By using these tools and frameworks, we maintain a high level of consistency and maintainability across the codebase, which keeps our developers productive and happy. While we don't mandate that donated codebases use these same tools and frameworks, we would like to stress that adoptions that use different tools could create an undue maintenance burden on the Community.

# Adopting Open Source Contributions into Mojaloop

This section provides guidelines regarding the adoption of a contribution to the Mojaloop Open Source repositories. Adoption is the process where we as the community work with a contributor to bring a contribution into alignment with our standards and guidelines to be a part of the Mojaloop OSS Codebase.

Note: Code Contributions are evaluated on a case-by-case basis. Contributions that don't align to these guidelines will need to go through the incubation phase as described below. Other misalignments to these standards (for example, framework choices) may be added to a roadmap for further improvement and OSS Standardization in the future.

# Step 0: Prerequisites

Before a contribution is to be considered for adoption, it:

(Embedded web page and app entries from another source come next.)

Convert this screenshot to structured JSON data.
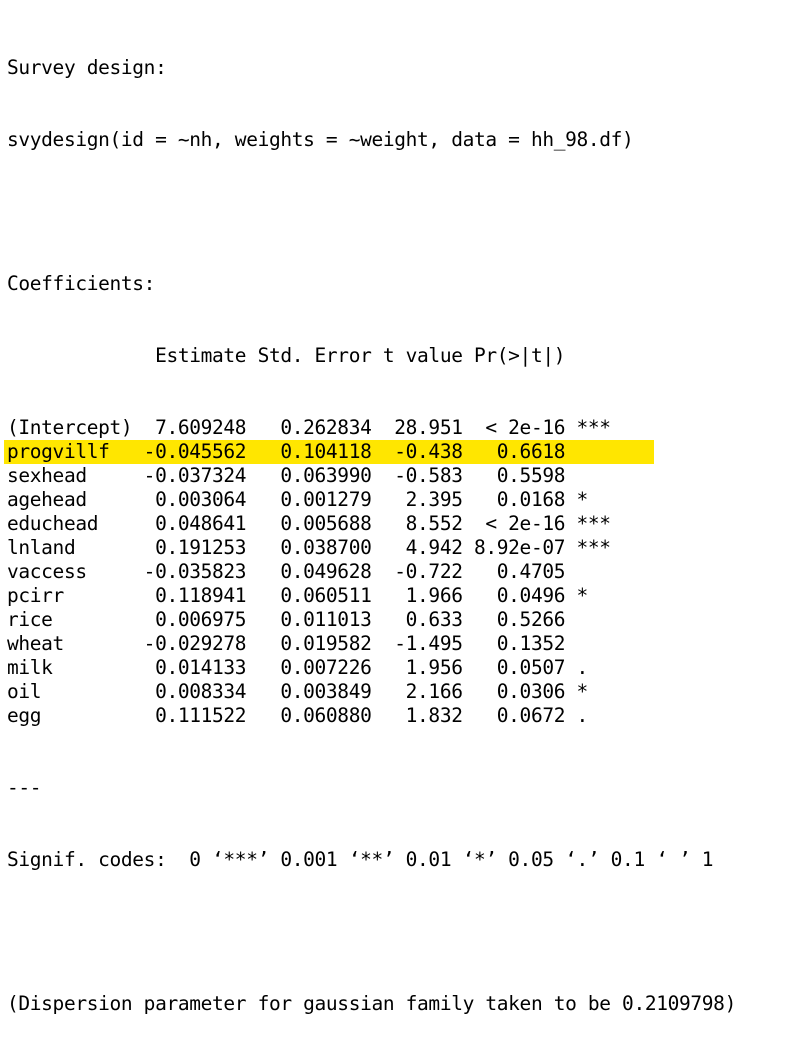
{
  "survey_header": "Survey design:",
  "call": "svydesign(id = ~nh, weights = ~weight, data = hh_98.df)",
  "coef_header": "Coefficients:",
  "columns": [
    "Estimate",
    "Std. Error",
    "t value",
    "Pr(>|t|)"
  ],
  "highlight_color": "#ffe600",
  "rows": [
    {
      "name": "(Intercept)",
      "estimate": "7.609248",
      "se": "0.262834",
      "t": "28.951",
      "p": "< 2e-16",
      "sig": "***",
      "highlight": false
    },
    {
      "name": "progvillf",
      "estimate": "-0.045562",
      "se": "0.104118",
      "t": "-0.438",
      "p": "0.6618",
      "sig": "",
      "highlight": true
    },
    {
      "name": "sexhead",
      "estimate": "-0.037324",
      "se": "0.063990",
      "t": "-0.583",
      "p": "0.5598",
      "sig": "",
      "highlight": false
    },
    {
      "name": "agehead",
      "estimate": "0.003064",
      "se": "0.001279",
      "t": "2.395",
      "p": "0.0168",
      "sig": "*",
      "highlight": false
    },
    {
      "name": "educhead",
      "estimate": "0.048641",
      "se": "0.005688",
      "t": "8.552",
      "p": "< 2e-16",
      "sig": "***",
      "highlight": false
    },
    {
      "name": "lnland",
      "estimate": "0.191253",
      "se": "0.038700",
      "t": "4.942",
      "p": "8.92e-07",
      "sig": "***",
      "highlight": false
    },
    {
      "name": "vaccess",
      "estimate": "-0.035823",
      "se": "0.049628",
      "t": "-0.722",
      "p": "0.4705",
      "sig": "",
      "highlight": false
    },
    {
      "name": "pcirr",
      "estimate": "0.118941",
      "se": "0.060511",
      "t": "1.966",
      "p": "0.0496",
      "sig": "*",
      "highlight": false
    },
    {
      "name": "rice",
      "estimate": "0.006975",
      "se": "0.011013",
      "t": "0.633",
      "p": "0.5266",
      "sig": "",
      "highlight": false
    },
    {
      "name": "wheat",
      "estimate": "-0.029278",
      "se": "0.019582",
      "t": "-1.495",
      "p": "0.1352",
      "sig": "",
      "highlight": false
    },
    {
      "name": "milk",
      "estimate": "0.014133",
      "se": "0.007226",
      "t": "1.956",
      "p": "0.0507",
      "sig": ".",
      "highlight": false
    },
    {
      "name": "oil",
      "estimate": "0.008334",
      "se": "0.003849",
      "t": "2.166",
      "p": "0.0306",
      "sig": "*",
      "highlight": false
    },
    {
      "name": "egg",
      "estimate": "0.111522",
      "se": "0.060880",
      "t": "1.832",
      "p": "0.0672",
      "sig": ".",
      "highlight": false
    }
  ],
  "separator": "---",
  "signif_codes": "Signif. codes:  0 ‘***’ 0.001 ‘**’ 0.01 ‘*’ 0.05 ‘.’ 0.1 ‘ ’ 1",
  "dispersion": "(Dispersion parameter for gaussian family taken to be 0.2109798)"
}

  1. Should be in-line with the Level One Project Principles (opens new window).
  2. Should adhere to the above Style and Design + Implementation Guides.
  3. Should contain documentation to get started: the more, the better.
  4. Contain tests with a high level of coverage. At a minimum, a contribution should contain unit tests, but a test suite with unit, integration and functional tests is preferred. Refer to the contributors guide for more information.

# Step 1: Incubation

  1. Create a private repo within the Mojaloop GitHub organization for the adopted code.
  2. Have a sub-team of the DA take a look to make sure its portable (to OSS) - aligns with L1P principles, etc, and ensure design is in line with standards.
  3. Check Licensing of the contribution and any new dependencies it requires, and add the standard Mojaloop License with attribution to donor/contributors.
  4. Assess the current state of the codebase, including documentation, tests, code quality, and address any shortfalls.
  5. Assess Performance impact.
  6. Create action items (stories) to update naming, remove/sanitize any items that are not generic
  7. Inspect and discuss any framework and tooling choices.
  • If a decision is made to make any changes, add them to the roadmap.

# Step 2: Public Adoption

  1. Make the project public on Mojaloop GitHub.
  2. Announce on the slack #announcements (opens new window) channel.
  3. Enable CI/CD Pipelines and publish any relevant artifacts, such as Docker Images or npm modules.
  4. Review and recommend a module or course for the Mojaloop Training Program if needed and relevant for this contribution.

# Versioning

Review the information on versioning for Mojaloop.

# Creating new Features

Process for creating new features and branches in Mojaloop.

# Pull Request Process

It's a good idea to ask about major changes on Slack (opens new window). Submit pull requests which include both the change and the reason for the change. Feel free to use GitHub's "Draft Pull Request" feature to open up your changes for comments and review from the community.

Pull requests will be denied if they violate the Level One Principles (opens new window).

# Code of conduct

We use the Mojaloop Foundation Code of Conduct (opens new window)

# Licensing

See License (opens new window) policy.

# FAQs

1. What if I want to contribute code, but it doesn't align with the code style and framework/tool recommendations in this guide?

Contributions are accepted on a case by case basis. If your contribution is not yet ready to be fully adopted, we can go through the incubation phase described above, where the code is refactored with our help and brought into alignment with the code and documentation requirements.

2. These standards are outdated, and a newer, cooler tool (or framework, method or language) has come along that will solve problem x for us. How can I update the standards?

Writing high quality, functional code is a moving target, and we always want to be on the lookout for new tools that will improve the Mojaloop OSS codebase. So please talk to us in the design authority slack channel (#design-authority) if you have a recommendation.